BY BILL WEINBERG | It was a rainy Friday on May 28, when a group of some 100 New York-area Peruvians gathered in the shelter of the Washington Square Arch to bring a message about what they see as an urgent situation in the South American country.
“The rain is appropriate,” said Carlos Bernales, a retired veteran reporter for El Diario-La Prensa, in opening remarks spoken in Spanish through a bullhorn. “Because it can mean a cleansing — and we have to cleanse our country of corruption.”
In the June 6 presidential runoff in Peru, voters will face a choice even more stark than that one in the United States last year.
On one side, Keiko Fujimori — unrepentant daughter of the imprisoned ex-dictator Alberto Fujimori and leader of the country’s hard right. She was herself jailed under “preventative detention” as corruption charges were pending against her last year. But until she’s convicted, she is free to run for president.
On the other side, Pedro Castillo — a populist former schoolteacher and union leader from an Andean peasant community, whose grassroots campaign mobilized the rural hinterland, taking the political elite in Lima by surprise.
There was no doubt which side the crowd at Washington Square was on. The ubiquitous slogans were “Fujimori Nunca Más” (Fujimori Never Again), “Keiko No Va” (Keiko No Way) — and “Se Siente, Se Siente, ¡Castillo Presidente!” (Feel It, Feel It, President Castillo!”
Rally co-organizer Tatiana Bejar, who works with a nonprofit in Manhattan, told The Village Sun their primary message was directed toward the some 50,000 metro-area Peruvians, who have the right to vote in Peru’s election through the consulate.
“We are a group of Peruvians from New York City, New Jersey and Connecticut who are mobilizing to reject the candidacy of Keiko Fujimori,” Bejar said. “We are talking to other Peruvians who are only listening to the dominant narrative from the right wing that is saying Castillo is a communist, that he will make Peru a new Venezuela. There is a defamatory campaign from the media, right-wing parties and the ruling wealthy class that is creating fear about Castillo. They call anyone who follows him a terrorist.”
The terrorist-baiting is certainly ironic in light of the bloody legacy of Alberto Fujimori (whom Keiko openly seeks to pardon). Some signs at the rally made reference to atrocities committed under his regime in the ’90s: the forcible sterilization of thousands of indigenous and peasant women, the death-squad massacres — most notoriously those at the Lima working-class district of Barrios Altos and La Cantuta University. These massacres were part of a reign of terror that was ostensibly unleashed in the name of fighting the Shining Path guerillas, but indiscriminately targeted students, peasants and the poor.
Ydelzon Sánchez, who works as an assistant teacher in the Bronx, is from Cajamarca, the same rural region as Castillo, and claims to have known him in his youth.
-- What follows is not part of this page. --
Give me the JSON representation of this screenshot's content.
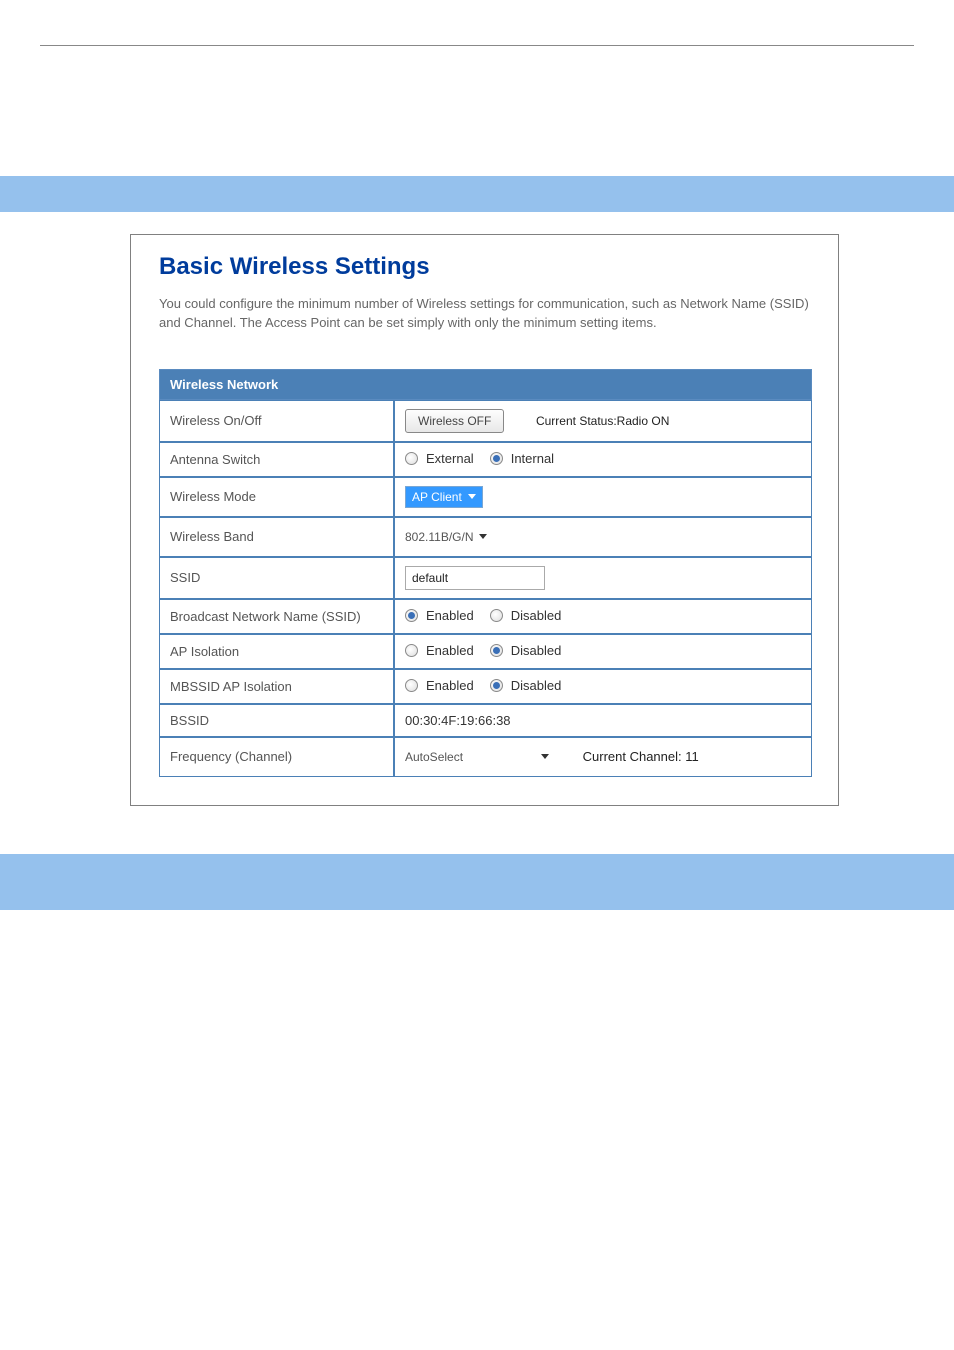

“He worked like us in the chacra [farm plot] and corn, he understands the Peruvian reality,” he told the crowd. “From here in New York we say — on June 6, Keiko No Va!”
Sánchez wielded a giant plastic pencil as he spoke; the pencil is the ballot symbol of candidate Castillo — a reference to his schoolteacher roots.
Also speaking was Ana Maria Quispe Piscoya of the Peruvian Organization in Defense of Coca Leaf. A longtime New York-area activist on issues about the land of her birth, she raised the indigenous Inca concept of pachacuti — the time of upheaval. It seemed all too appropriate as Peru is ravaged by COVID-19 (the highest per-capita death toll in the world at 180,000) and a seemingly permanent political crisis that has seen five presidents in as many years, amid relentless corruption scandals.
“We need a transition to the time of peace,” Quispe Piscoya said. “That’s what we all have to work for.”
Weinberg blogs daily at CounterVortex.org.